Rob Raven is Professor of Institutions and Transitions at Utrecht University, the Netherlands.
"If the much talked about politics of green transformations during the post-2009 era is to be more than another fad, it will have to find traction in the world’s cities where the majority of the population now lives. This book convincingly argues that this is starting to happen as ‘urban experiments’ mushroom across the global regions of the world. This first provocative review of the evolutionary potential of these actually existing processes of change starts off in Chapter 2 with a remarkably useful definition of ‘urban experimentation’ that is then explored by people from many different disciplines and perspectives. The analyses emerging from this book raise the possibility that ‘urban experimentation’ may well be the emergent mode of governance that replaces both bureaucratic managerialism and the business-led public-private partnerships that underpinned neo-liberal corporatism and splintered urbanism. Entrepreneurs, innovators and knowledge networks become the new players in a world where cities become laboratories for the future." Professor Mark Swelling, Distinguished Professor of Sustainable Development in the School of Public Leadership, Stellenbosch University, South Africa.
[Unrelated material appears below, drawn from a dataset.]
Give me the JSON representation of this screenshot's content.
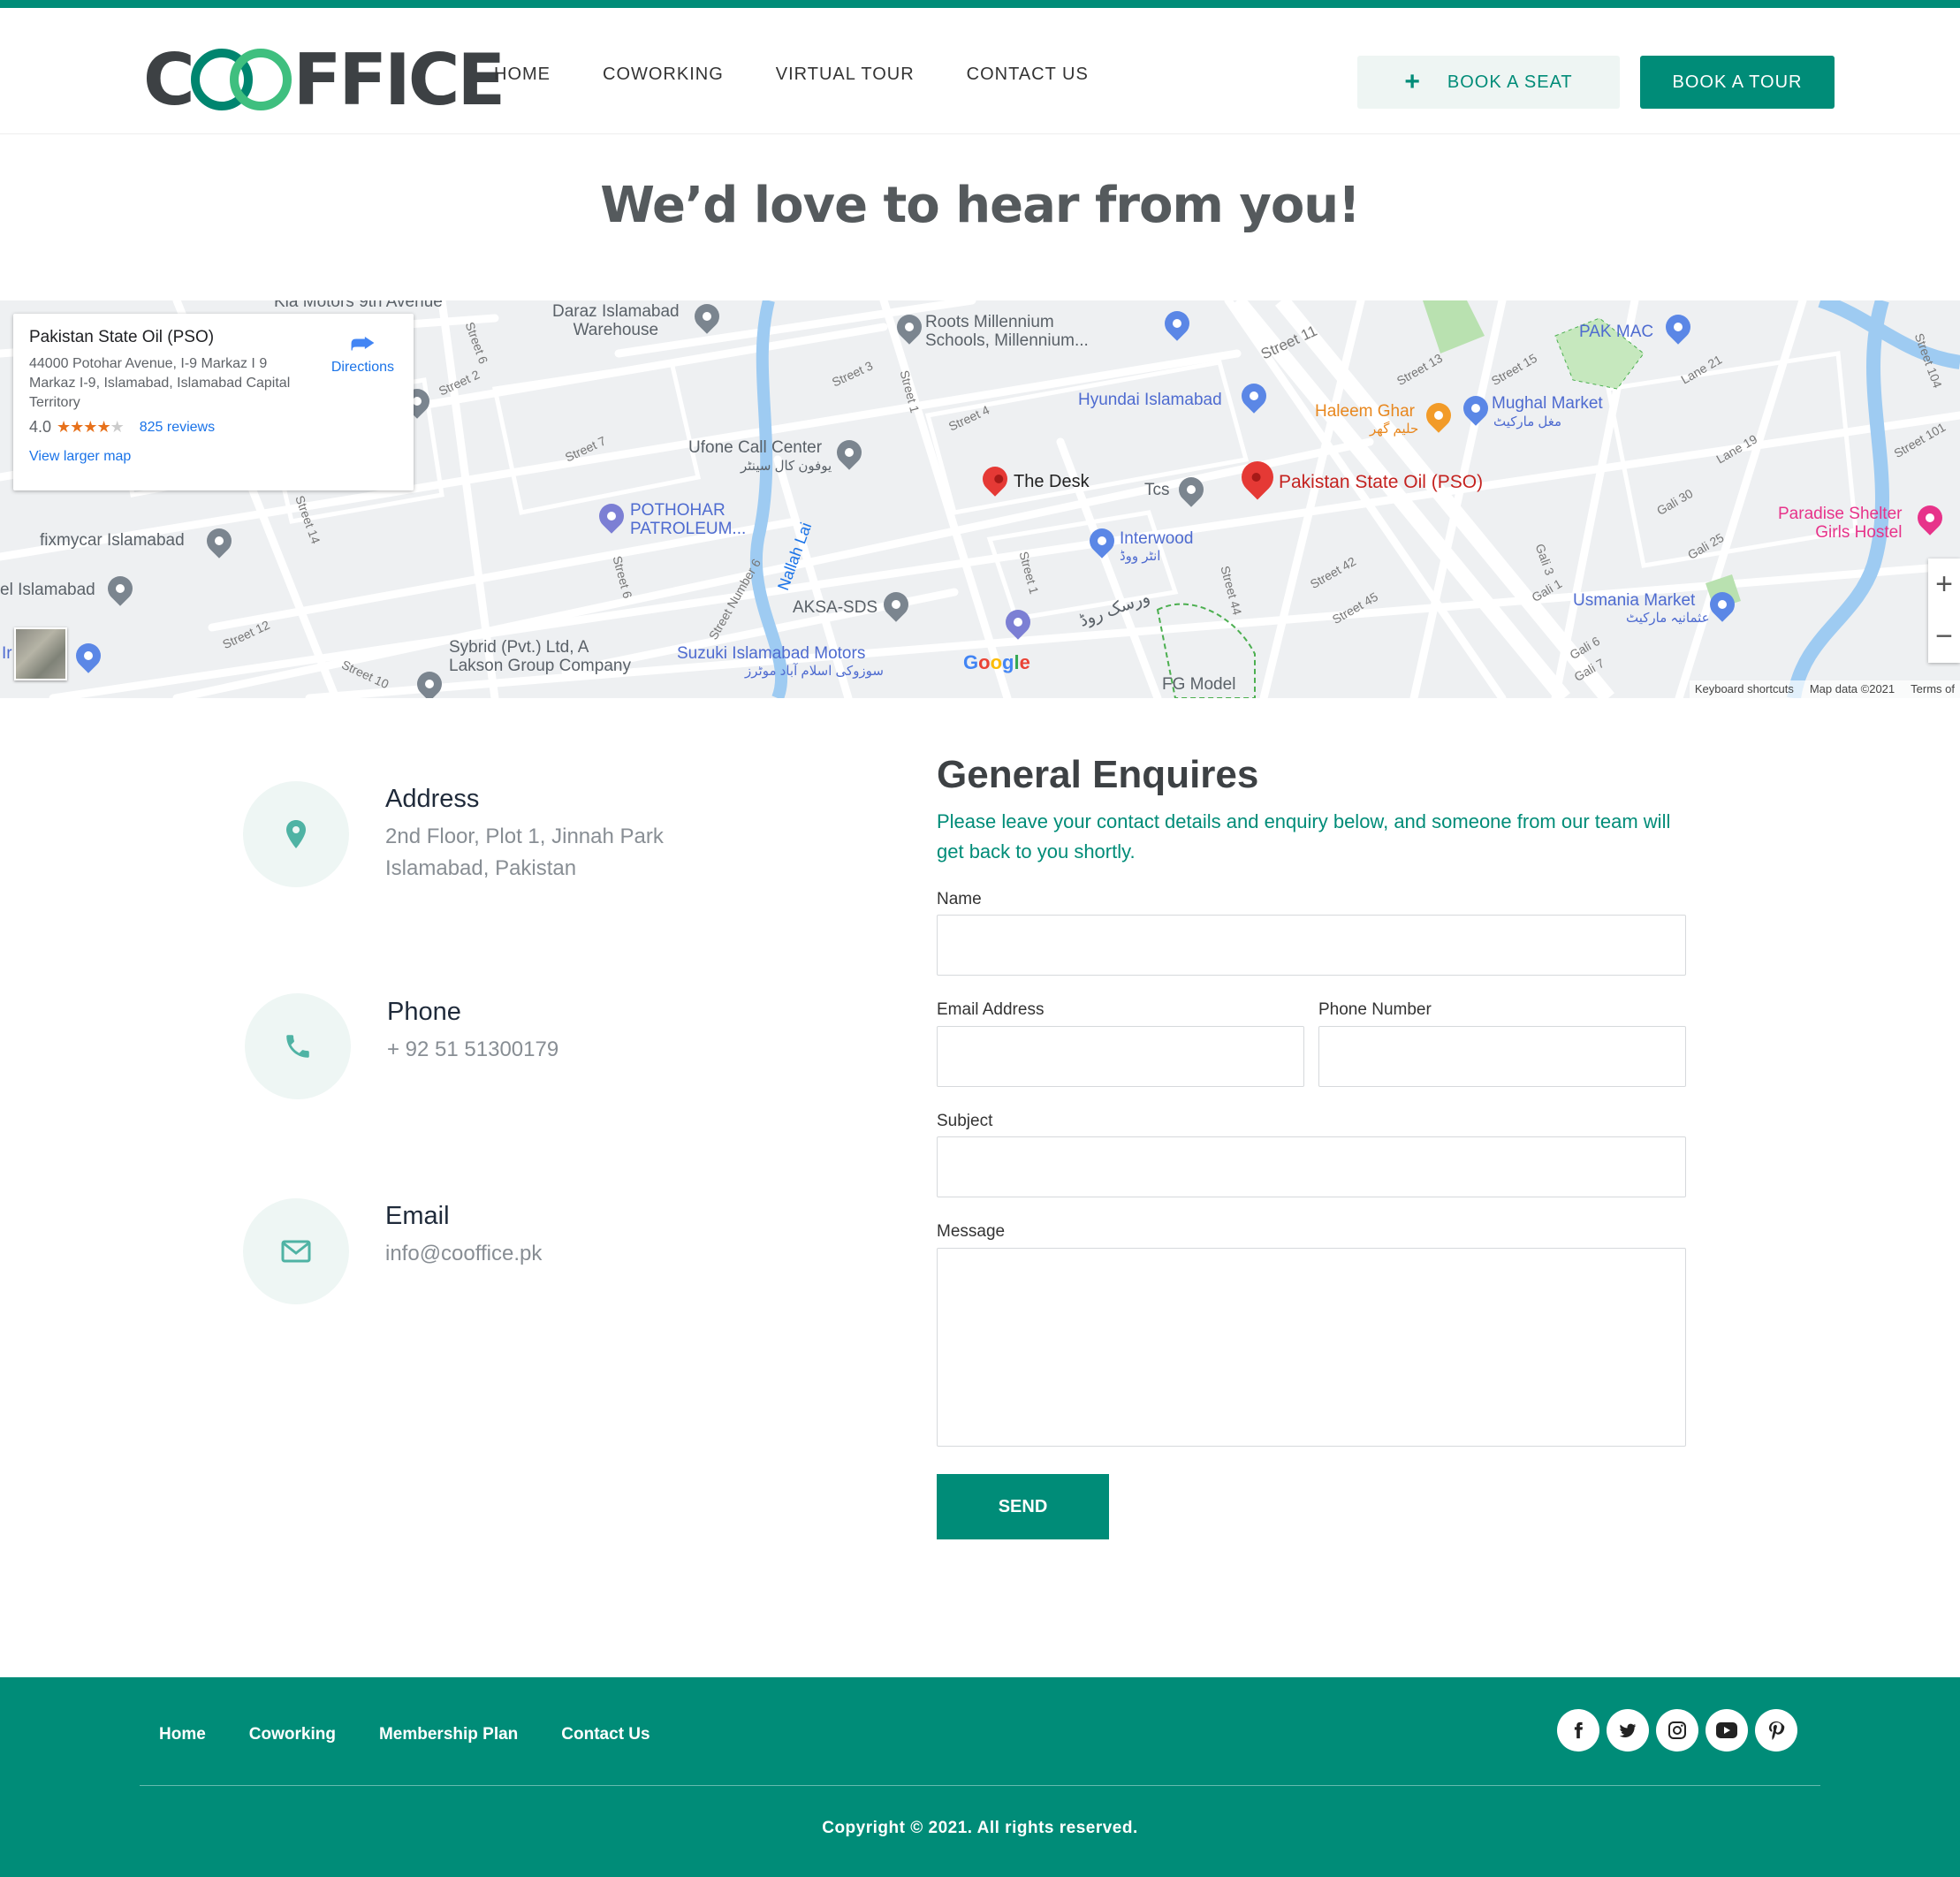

"Students, researchers and practioners will find inspiration in this text from the extremely clear and succinct theorisations in section one, the illustrative case studies in section two and the insightful reflections in section three. While undoubtedly the collection reveals conceptual and empirical gaps in the field, this in itself is also productive in suggesting new directions for research and understanding." – Robert Shaw, Newcastle University, UK